__MATERIAL TO PROCESS__.
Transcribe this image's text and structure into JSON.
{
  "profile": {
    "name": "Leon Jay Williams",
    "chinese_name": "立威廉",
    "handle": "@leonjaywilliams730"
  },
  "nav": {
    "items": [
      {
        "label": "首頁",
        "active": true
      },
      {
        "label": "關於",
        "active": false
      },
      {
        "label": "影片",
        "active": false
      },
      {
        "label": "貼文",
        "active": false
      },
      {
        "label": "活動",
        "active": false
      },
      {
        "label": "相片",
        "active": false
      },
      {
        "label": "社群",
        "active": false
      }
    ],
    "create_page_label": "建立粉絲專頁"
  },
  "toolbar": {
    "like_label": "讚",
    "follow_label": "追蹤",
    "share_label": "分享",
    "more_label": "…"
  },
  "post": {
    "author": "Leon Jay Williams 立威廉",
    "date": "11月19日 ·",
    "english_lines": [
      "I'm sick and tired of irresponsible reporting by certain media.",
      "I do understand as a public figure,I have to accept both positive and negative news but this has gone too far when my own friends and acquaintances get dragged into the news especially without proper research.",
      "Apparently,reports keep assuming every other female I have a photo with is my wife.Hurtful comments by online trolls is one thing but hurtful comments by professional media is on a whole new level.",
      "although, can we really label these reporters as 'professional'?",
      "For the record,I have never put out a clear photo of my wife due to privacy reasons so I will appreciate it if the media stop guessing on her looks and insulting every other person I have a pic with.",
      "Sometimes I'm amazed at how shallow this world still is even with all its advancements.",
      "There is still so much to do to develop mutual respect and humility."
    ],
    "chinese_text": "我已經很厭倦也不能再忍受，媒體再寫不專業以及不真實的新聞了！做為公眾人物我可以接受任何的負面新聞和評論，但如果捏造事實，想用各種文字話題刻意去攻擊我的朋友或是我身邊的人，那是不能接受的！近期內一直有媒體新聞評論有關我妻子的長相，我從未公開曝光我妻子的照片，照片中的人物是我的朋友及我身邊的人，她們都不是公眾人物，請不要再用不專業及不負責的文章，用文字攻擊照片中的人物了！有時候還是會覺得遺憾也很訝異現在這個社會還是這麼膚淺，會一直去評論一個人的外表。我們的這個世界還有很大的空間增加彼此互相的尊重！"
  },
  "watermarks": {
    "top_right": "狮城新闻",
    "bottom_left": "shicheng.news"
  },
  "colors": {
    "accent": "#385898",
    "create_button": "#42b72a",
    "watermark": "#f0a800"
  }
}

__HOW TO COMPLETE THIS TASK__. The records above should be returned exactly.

__RESULT OF THE TASK__.
Transcribe this image's text and structure into JSON.
{
  "profile": {
    "name": "Leon Jay Williams",
    "chinese_name": "立威廉",
    "handle": "@leonjaywilliams730"
  },
  "nav": {
    "items": [
      {
        "label": "首頁",
        "active": true
      },
      {
        "label": "關於",
        "active": false
      },
      {
        "label": "影片",
        "active": false
      },
      {
        "label": "貼文",
        "active": false
      },
      {
        "label": "活動",
        "active": false
      },
      {
        "label": "相片",
        "active": false
      },
      {
        "label": "社群",
        "active": false
      }
    ],
    "create_page_label": "建立粉絲專頁"
  },
  "toolbar": {
    "like_label": "讚",
    "follow_label": "追蹤",
    "share_label": "分享",
    "more_label": "…"
  },
  "post": {
    "author": "Leon Jay Williams 立威廉",
    "date": "11月19日 ·",
    "english_lines": [
      "I'm sick and tired of irresponsible reporting by certain media.",
      "I do understand as a public figure,I have to accept both positive and negative news but this has gone too far when my own friends and acquaintances get dragged into the news especially without proper research.",
      "Apparently,reports keep assuming every other female I have a photo with is my wife.Hurtful comments by online trolls is one thing but hurtful comments by professional media is on a whole new level.",
      "although, can we really label these reporters as 'professional'?",
      "For the record,I have never put out a clear photo of my wife due to privacy reasons so I will appreciate it if the media stop guessing on her looks and insulting every other person I have a pic with.",
      "Sometimes I'm amazed at how shallow this world still is even with all its advancements.",
      "There is still so much to do to develop mutual respect and humility."
    ],
    "chinese_text": "我已經很厭倦也不能再忍受，媒體再寫不專業以及不真實的新聞了！做為公眾人物我可以接受任何的負面新聞和評論，但如果捏造事實，想用各種文字話題刻意去攻擊我的朋友或是我身邊的人，那是不能接受的！近期內一直有媒體新聞評論有關我妻子的長相，我從未公開曝光我妻子的照片，照片中的人物是我的朋友及我身邊的人，她們都不是公眾人物，請不要再用不專業及不負責的文章，用文字攻擊照片中的人物了！有時候還是會覺得遺憾也很訝異現在這個社會還是這麼膚淺，會一直去評論一個人的外表。我們的這個世界還有很大的空間增加彼此互相的尊重！"
  },
  "watermarks": {
    "top_right": "狮城新闻",
    "bottom_left": "shicheng.news"
  },
  "colors": {
    "accent": "#385898",
    "create_button": "#42b72a",
    "watermark": "#f0a800"
  }
}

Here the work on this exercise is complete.